Proactively watch for signs of distress.
Managers shouldn’t assume that remote workers who aren’t struggling or complaining are automatically doing fine — because some will be, but others probably won’t. Remote workers are worried about their health, and the health of their family members and friends. They are also worried about finances, job security, and the future. Naturally, managers aren’t expected to provide solutions for these complex problems, but they should use every opportunity to let remote workers know that they are supported and cared for.
Provide all necessary equipment and training.
Managers need to ensure that remote workers have the required tools to do their jobs from home, such as suitable web cams, access to cloud-based communication and project management platforms, security software (e.g. anti-malware, anti-virus, virtual private network, etc.), VoIP phones, and anything else.
What’s more, managers shouldn’t assume that just because remote workers have the equipment they need, that they know how to use everything properly. Video tutorials, webinars, how-to articles, Q&A forums, and direct access to vendors can all help remote workers close the knowledge gap.
Contrary to what many people believe, research has found that employees do not necessarily have to like change in order to get behind it. What matters most is that they understand why their organization is making a change.
In this light, managers should reach out to remote employees, and invite them to participate in an authentic two-way dialogue about how the organization has changed — and will continue to change — in light of COVID-19. This will help remote workers have a solid foundation of facts and data vs. assumptions and rumors upon which to grasp what is happening, and position and prepare themselves for the future.
Dial up the trust.
The lack of in-person engagement has turned some managers into micromanagers. Not only is this stressful, exhausting and tedious for employees (and in more severe cases can damage their mental health), but micromanaging is counterproductive. Managers who have become micromanagers need to be re-oriented, retrained, and if neither of those work: replaced.
Reinforce organizational values.
Managers should regularly remind employees that they are vital and valued — now more than ever. Gartner also recommends that managers encourage employees to call out unethical behavior, since employee misconduct can jump by as much as 33% during periods of uncertainty. However, managers must be cautious. The goal is for everyone to model the right behaviors, not to create a toxic culture where everyone is paranoid and suspicious.
Clarify roles and responsibilities.

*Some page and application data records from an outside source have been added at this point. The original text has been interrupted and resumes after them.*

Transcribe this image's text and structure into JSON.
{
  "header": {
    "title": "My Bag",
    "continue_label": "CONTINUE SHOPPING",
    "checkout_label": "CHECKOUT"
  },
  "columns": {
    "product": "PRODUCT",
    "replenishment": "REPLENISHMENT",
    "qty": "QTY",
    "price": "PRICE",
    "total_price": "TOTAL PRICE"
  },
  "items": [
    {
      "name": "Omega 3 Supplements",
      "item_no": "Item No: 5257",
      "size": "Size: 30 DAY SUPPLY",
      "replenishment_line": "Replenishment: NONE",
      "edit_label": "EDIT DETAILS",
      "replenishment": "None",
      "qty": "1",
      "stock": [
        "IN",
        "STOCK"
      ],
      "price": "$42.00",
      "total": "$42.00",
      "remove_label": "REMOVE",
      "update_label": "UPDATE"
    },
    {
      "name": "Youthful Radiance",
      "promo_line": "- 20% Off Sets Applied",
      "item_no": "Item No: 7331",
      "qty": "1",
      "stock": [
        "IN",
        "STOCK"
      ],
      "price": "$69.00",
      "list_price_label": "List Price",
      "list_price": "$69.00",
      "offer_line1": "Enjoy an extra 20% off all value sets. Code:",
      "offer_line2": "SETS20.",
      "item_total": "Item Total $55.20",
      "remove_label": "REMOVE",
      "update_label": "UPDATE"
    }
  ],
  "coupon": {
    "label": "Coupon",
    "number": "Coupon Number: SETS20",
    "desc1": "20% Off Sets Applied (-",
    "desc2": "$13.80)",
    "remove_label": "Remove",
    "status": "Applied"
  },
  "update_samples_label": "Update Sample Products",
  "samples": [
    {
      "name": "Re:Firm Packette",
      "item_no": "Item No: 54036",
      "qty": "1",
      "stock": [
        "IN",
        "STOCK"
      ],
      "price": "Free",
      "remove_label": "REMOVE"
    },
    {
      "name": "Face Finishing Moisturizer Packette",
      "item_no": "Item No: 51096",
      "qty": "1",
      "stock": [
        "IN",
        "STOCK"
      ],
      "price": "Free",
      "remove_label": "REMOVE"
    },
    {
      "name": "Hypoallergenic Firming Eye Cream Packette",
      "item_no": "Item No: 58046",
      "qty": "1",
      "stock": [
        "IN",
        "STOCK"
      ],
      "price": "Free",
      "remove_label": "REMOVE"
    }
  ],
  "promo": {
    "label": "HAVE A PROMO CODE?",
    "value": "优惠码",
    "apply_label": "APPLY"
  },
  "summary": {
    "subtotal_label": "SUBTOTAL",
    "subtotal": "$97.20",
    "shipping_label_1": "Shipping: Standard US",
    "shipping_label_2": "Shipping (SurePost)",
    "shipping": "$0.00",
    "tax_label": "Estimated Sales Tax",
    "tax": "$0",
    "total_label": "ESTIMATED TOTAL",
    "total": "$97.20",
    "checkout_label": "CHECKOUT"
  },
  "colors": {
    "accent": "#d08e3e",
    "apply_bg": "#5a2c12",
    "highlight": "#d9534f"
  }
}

Employee misconduct isn’t the only thing that can increase during periods of uncertainty — employee disorientation and confusion can as well. To help their team from feeling lost and heading in the wrong direction, managers should clarify role definitions and verify that the right people are doing the right things.
Focus on outputs.
The same confusion that can obscure role definitions can also thwart productivity. To avoid bottlenecks and bureaucracy, managers should focus on outputs rather than processes. It is more important what remote workers do than when and how they do it (provided of course that they are doing it properly and meeting all other required standards).
Managers can be so consumed with just “keeping the wheel turning” — not just for their team, but for themselves as well — that they can overlook a key objective: rewarding and recognizing employees for going above and beyond the call of duty. Even if there is little or no budget to hand out awards (e.g. Amazon gift cards, etc.), managers can still applaud and celebrate top performers during virtual meetings. Sometimes small gestures can have a big impact.
Innovation is essential, regardless of whether teams are working in the same office or are distributed. To that end, managers need to make it safe vs. risky for team members to introduce ideas and suggest improvements.
The Bottom Line
The only thing we know about the “new normal” is that it will continue to be “abnormal” for quite a while. In fact, some public health officials are saying that we shouldn’t expect to return to pre-pandemic levels until 2024, or perhaps even 2025. However, what we do know with certainty is that the remote worker movement will keep growing and growing. Managers who have until now thrived in a conventional setting need to learn new skills and adopt new approaches if they — and their teams — are going to succeed rather than struggle.
For guidance on how to optimize your remote teams and ensure that your managers have the training, techniques and tools that they need, contact PIVOTAL today.